A single layer of graphite (which is called graphene) would have a higher surface area per unit weight than this MOF. However, try making three-dimensional porous structure out of it!
Actually, very high surface area materials already have a lot of important industrial uses. Your at-home water filters, for example, are function entirely on the basis of having a larger surface area to weight ratio. So, materials like these have immediate uses as water filters (and many many other things, such as storing natural gas in cars: http://www.youtube.com/watch?v=QaKSekjAnqY).
The record that is broken is an area/mass value. Specifically, 7100 meters squared per gram of material (NU-110).
Yes, too small! The smallest virus that I am aware of has a diameter of 20 nanometers. The pores of MOFs are typically only a few nanometers (which is huge when it comes to trapping gas molecules). However, some day we may be able to design MOFs with much larger pores, which will be really cool for biological applications.
Absolutely! Today, these MOFs are more expensive than activated carbon, but tomorrow who knows?

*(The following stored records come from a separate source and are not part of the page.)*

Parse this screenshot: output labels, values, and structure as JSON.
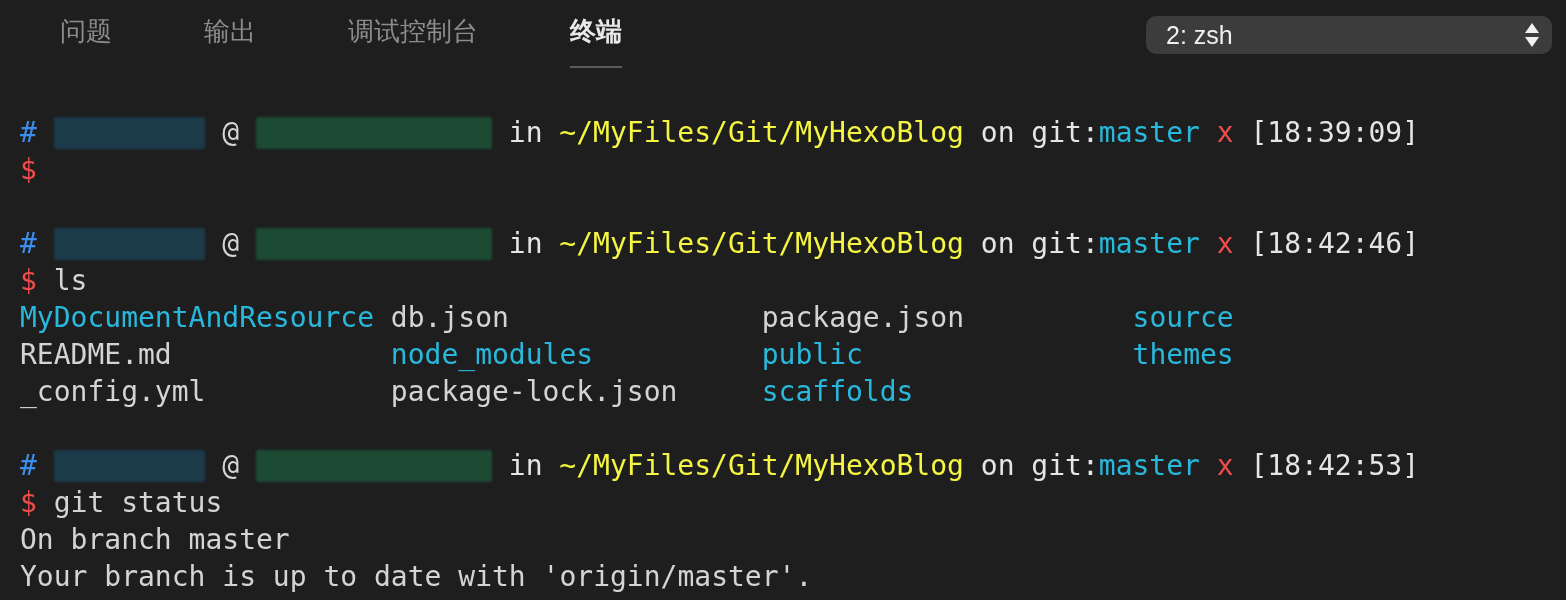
{
  "tabs": [
    {
      "label": "问题",
      "selected": false
    },
    {
      "label": "输出",
      "selected": false
    },
    {
      "label": "调试控制台",
      "selected": false
    },
    {
      "label": "终端",
      "selected": true
    }
  ],
  "terminal_selector": {
    "value": "2: zsh"
  },
  "blocks": [
    {
      "prompt": {
        "hash": "#",
        "at": "@",
        "in": "in",
        "path": "~/MyFiles/Git/MyHexoBlog",
        "on": "on",
        "git_label": "git:",
        "branch": "master",
        "dirty_mark": "x",
        "time": "[18:39:09]"
      },
      "command": {
        "symbol": "$"
      }
    },
    {
      "prompt": {
        "hash": "#",
        "at": "@",
        "in": "in",
        "path": "~/MyFiles/Git/MyHexoBlog",
        "on": "on",
        "git_label": "git:",
        "branch": "master",
        "dirty_mark": "x",
        "time": "[18:42:46]"
      },
      "command": {
        "symbol": "$",
        "text": "ls"
      },
      "listing": [
        {
          "name": "MyDocumentAndResource",
          "kind": "dir"
        },
        {
          "name": "db.json",
          "kind": "file"
        },
        {
          "name": "package.json",
          "kind": "file"
        },
        {
          "name": "source",
          "kind": "dir"
        },
        {
          "name": "README.md",
          "kind": "file"
        },
        {
          "name": "node_modules",
          "kind": "dir"
        },
        {
          "name": "public",
          "kind": "dir"
        },
        {
          "name": "themes",
          "kind": "dir"
        },
        {
          "name": "_config.yml",
          "kind": "file"
        },
        {
          "name": "package-lock.json",
          "kind": "file"
        },
        {
          "name": "scaffolds",
          "kind": "dir"
        }
      ]
    },
    {
      "prompt": {
        "hash": "#",
        "at": "@",
        "in": "in",
        "path": "~/MyFiles/Git/MyHexoBlog",
        "on": "on",
        "git_label": "git:",
        "branch": "master",
        "dirty_mark": "x",
        "time": "[18:42:53]"
      },
      "command": {
        "symbol": "$",
        "text": "git status"
      },
      "lines": [
        "On branch master",
        "Your branch is up to date with 'origin/master'."
      ]
    }
  ]
}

Also, MOFs can potentially filter out things that activated carbon can't.
For those of you who are curious to know more about our MOF research at Northwestern University: http://www.youtube.com/watch?v=QaKSekjAnqY